Port Dolphin Energy officials are hard at work reconfiguring a proposed natural gas pipeline that everyone can live with.
In a letter to Manatee County dated Tuesday, German Castro, Port Dolphin's project development manager, wrote that the company has made "good progress in our effort to find an acceptable route" for its proposed underwater pipeline. The company has plans for a meeting with state and local officials to discuss the route at the end of October, but no other specifics have been released.
The company's original route called for a 42-mile pipeline to cross a sand burrow area near the northern tip of Anna Maria Island, traverse the mouth of the Manatee River and skirt the northern edge of the Terra Ceia Aquatic Preserve. But a flood of public opposition forced the company to rethink its $1 billion plan.
The pipeline was among several topics about 20 public officials tackled at a council of governments meeting Wednesday at the public library in Palmetto.
Some in the meeting voiced unease at the company's plan, but Commissioner Joe McClash said the company understands the concerns of the community and that he thinks there will be "intense" public involvement with the next planned route.
Other Anna Maria topics dominated the agenda.
During an update on the Anna Maria Island Bridge closure, Anna Maria Mayor Fran Barford said "it really hasn't been a problem" since the bridge closure was well planned and traffic is flowing smoothly. Other island officials agreed.
There was also some discussion of a planned forum on the local tourist tax and the possibility of a two-cent tax on restaurants. The idea is in its infancy, but some think the extra money could go to help pay for community marketing and beach renourishment.

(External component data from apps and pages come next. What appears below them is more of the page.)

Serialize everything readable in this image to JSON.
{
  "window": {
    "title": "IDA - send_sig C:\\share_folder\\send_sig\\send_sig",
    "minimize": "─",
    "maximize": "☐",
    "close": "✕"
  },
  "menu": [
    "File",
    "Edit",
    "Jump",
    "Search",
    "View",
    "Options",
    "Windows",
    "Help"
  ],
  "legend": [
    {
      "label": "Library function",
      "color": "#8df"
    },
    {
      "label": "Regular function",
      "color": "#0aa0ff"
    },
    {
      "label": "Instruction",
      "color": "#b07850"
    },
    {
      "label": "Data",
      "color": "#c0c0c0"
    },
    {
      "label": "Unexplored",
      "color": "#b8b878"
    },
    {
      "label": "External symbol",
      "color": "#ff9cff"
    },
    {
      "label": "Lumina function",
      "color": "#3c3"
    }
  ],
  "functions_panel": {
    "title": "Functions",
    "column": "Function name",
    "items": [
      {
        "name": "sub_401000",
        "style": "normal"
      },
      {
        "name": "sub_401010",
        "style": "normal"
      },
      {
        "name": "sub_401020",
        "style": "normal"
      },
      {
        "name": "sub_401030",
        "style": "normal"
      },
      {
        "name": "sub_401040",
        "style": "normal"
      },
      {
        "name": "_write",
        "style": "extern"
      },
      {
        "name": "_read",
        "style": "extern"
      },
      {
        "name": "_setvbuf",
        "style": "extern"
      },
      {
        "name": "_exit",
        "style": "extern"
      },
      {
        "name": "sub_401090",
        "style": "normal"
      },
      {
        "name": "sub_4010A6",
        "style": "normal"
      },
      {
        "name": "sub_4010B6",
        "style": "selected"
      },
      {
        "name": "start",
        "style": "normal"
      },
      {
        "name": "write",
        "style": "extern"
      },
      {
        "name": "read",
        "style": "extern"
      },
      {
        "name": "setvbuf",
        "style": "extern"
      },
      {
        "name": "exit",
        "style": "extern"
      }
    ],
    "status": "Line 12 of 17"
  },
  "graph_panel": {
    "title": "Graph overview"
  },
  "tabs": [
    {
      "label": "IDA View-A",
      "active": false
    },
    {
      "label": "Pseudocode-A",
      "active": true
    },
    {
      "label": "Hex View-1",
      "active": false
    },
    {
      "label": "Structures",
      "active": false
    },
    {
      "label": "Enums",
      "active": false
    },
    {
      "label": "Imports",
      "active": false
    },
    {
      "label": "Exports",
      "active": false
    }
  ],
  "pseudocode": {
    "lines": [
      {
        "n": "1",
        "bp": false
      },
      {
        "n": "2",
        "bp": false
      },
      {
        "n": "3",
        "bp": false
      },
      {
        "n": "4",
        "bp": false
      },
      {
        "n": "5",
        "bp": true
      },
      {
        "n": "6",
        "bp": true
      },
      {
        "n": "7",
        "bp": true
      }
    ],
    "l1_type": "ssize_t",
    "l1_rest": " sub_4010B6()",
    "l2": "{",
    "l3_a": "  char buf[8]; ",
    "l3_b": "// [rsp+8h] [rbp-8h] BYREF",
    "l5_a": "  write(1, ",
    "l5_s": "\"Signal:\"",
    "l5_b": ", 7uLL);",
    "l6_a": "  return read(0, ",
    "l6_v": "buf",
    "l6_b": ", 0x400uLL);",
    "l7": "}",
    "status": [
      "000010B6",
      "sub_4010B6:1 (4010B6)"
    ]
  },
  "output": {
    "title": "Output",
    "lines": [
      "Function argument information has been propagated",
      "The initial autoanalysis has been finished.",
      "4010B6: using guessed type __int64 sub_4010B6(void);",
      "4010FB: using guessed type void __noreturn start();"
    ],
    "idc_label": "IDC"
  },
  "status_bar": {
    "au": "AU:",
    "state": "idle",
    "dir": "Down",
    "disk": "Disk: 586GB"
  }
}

"The purpose is to talk about how it is we spend the first four pennies (of the tourist tax)," said County Administrator Ed Hunzeker. "We've found there's a bit of a misunderstanding, even within county government, on how we spend that money. We're going to spend some time discussing the spending plan that's been in place a number of years. Then we're going to talk about opportunities for use of the tourist tax."
The tourist tax discussion is tentatively scheduled for 1:30 p.m. Nov. 13, but a venue has not been determined.
Officials also tried to form some consensus on a platform to present with state leaders, for more clout. For years, the county, municipalities, school board and other local groups have submitted to legislators a list of priorities for state and federal funding. But now there's movement to also present a list of requests that all the groups agree on, in order to gain clout before lawmakers.
"This is a great step forward," said Palmetto Mayor Larry Bustle. "Individual municipalities, the school board and the county ought to be on the same page. It allows our delegation to better represent us."
Copyright (c) 2008, The Bradenton Herald, Fla. Distributed by McClatchy-Tribune Information Services.